What is needed is a copy of each line in the listing that contains "active".
(Beginning of Supplied material)
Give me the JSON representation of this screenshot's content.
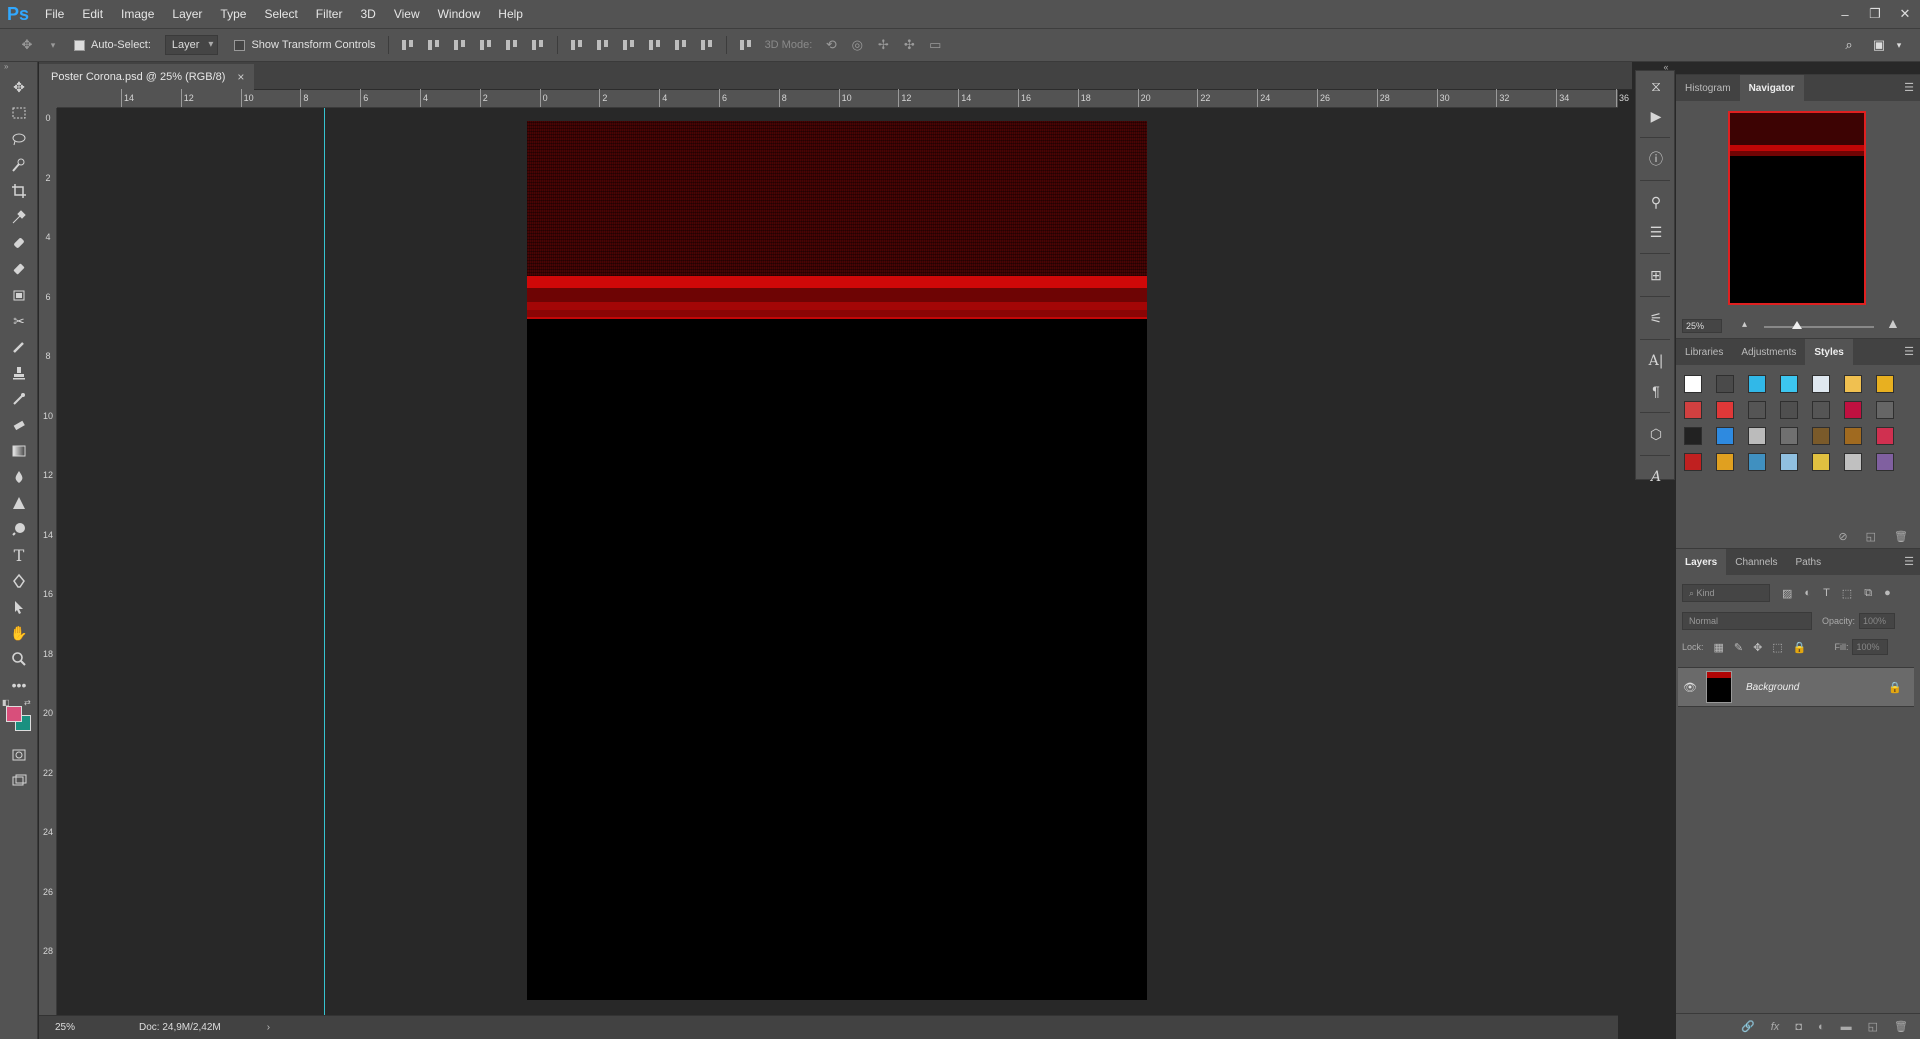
{
  "app": {
    "logo": "Ps"
  },
  "menu": [
    "File",
    "Edit",
    "Image",
    "Layer",
    "Type",
    "Select",
    "Filter",
    "3D",
    "View",
    "Window",
    "Help"
  ],
  "window_controls": [
    "–",
    "❐",
    "✕"
  ],
  "options": {
    "auto_select_label": "Auto-Select:",
    "auto_select_value": "Layer",
    "transform_label": "Show Transform Controls",
    "mode_3d_label": "3D Mode:"
  },
  "document": {
    "tab_title": "Poster Corona.psd @ 25% (RGB/8)",
    "close_glyph": "×"
  },
  "rulers": {
    "top": [
      "14",
      "12",
      "10",
      "8",
      "6",
      "4",
      "2",
      "0",
      "2",
      "4",
      "6",
      "8",
      "10",
      "12",
      "14",
      "16",
      "18",
      "20",
      "22",
      "24",
      "26",
      "28",
      "30",
      "32",
      "34",
      "36"
    ],
    "left": [
      "0",
      "2",
      "4",
      "6",
      "8",
      "10",
      "12",
      "14",
      "16",
      "18",
      "20",
      "22",
      "24",
      "26",
      "28"
    ]
  },
  "status": {
    "zoom": "25%",
    "doc_info": "Doc: 24,9M/2,42M",
    "arrow": "›"
  },
  "navigator": {
    "tabs": [
      "Histogram",
      "Navigator"
    ],
    "active": "Navigator",
    "zoom": "25%",
    "zoom_level": 0.3
  },
  "styles_panel": {
    "tabs": [
      "Libraries",
      "Adjustments",
      "Styles"
    ],
    "active": "Styles",
    "swatches": [
      "#ffffff",
      "#4a4a4a",
      "#31b8e8",
      "#3cc6f0",
      "#dfe8f0",
      "#f0c050",
      "#e8b020",
      "#d04040",
      "#e03838",
      "#555555",
      "#4f4f4f",
      "#555555",
      "#c01040",
      "#666666",
      "#222222",
      "#2e8ae0",
      "#bbbbbb",
      "#707070",
      "#7a5a2a",
      "#a06a20",
      "#d03050",
      "#c02020",
      "#e0a020",
      "#4090c0",
      "#90c0e0",
      "#e0c040",
      "#c0c0c0",
      "#8060a0"
    ]
  },
  "layers_panel": {
    "tabs": [
      "Layers",
      "Channels",
      "Paths"
    ],
    "active": "Layers",
    "filter_placeholder": "⌕ Kind",
    "blend_mode": "Normal",
    "opacity_label": "Opacity:",
    "opacity_value": "100%",
    "lock_label": "Lock:",
    "fill_label": "Fill:",
    "fill_value": "100%",
    "layers": [
      {
        "name": "Background"
      }
    ]
  },
  "colors": {
    "foreground": "#d84f7b",
    "background": "#1a9080",
    "guide": "#36c3d0",
    "ps_blue": "#31a8ff"
  }
}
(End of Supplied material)
= Expected answer =
    "active": "Navigator",
    "active": "Styles",
    "active": "Layers",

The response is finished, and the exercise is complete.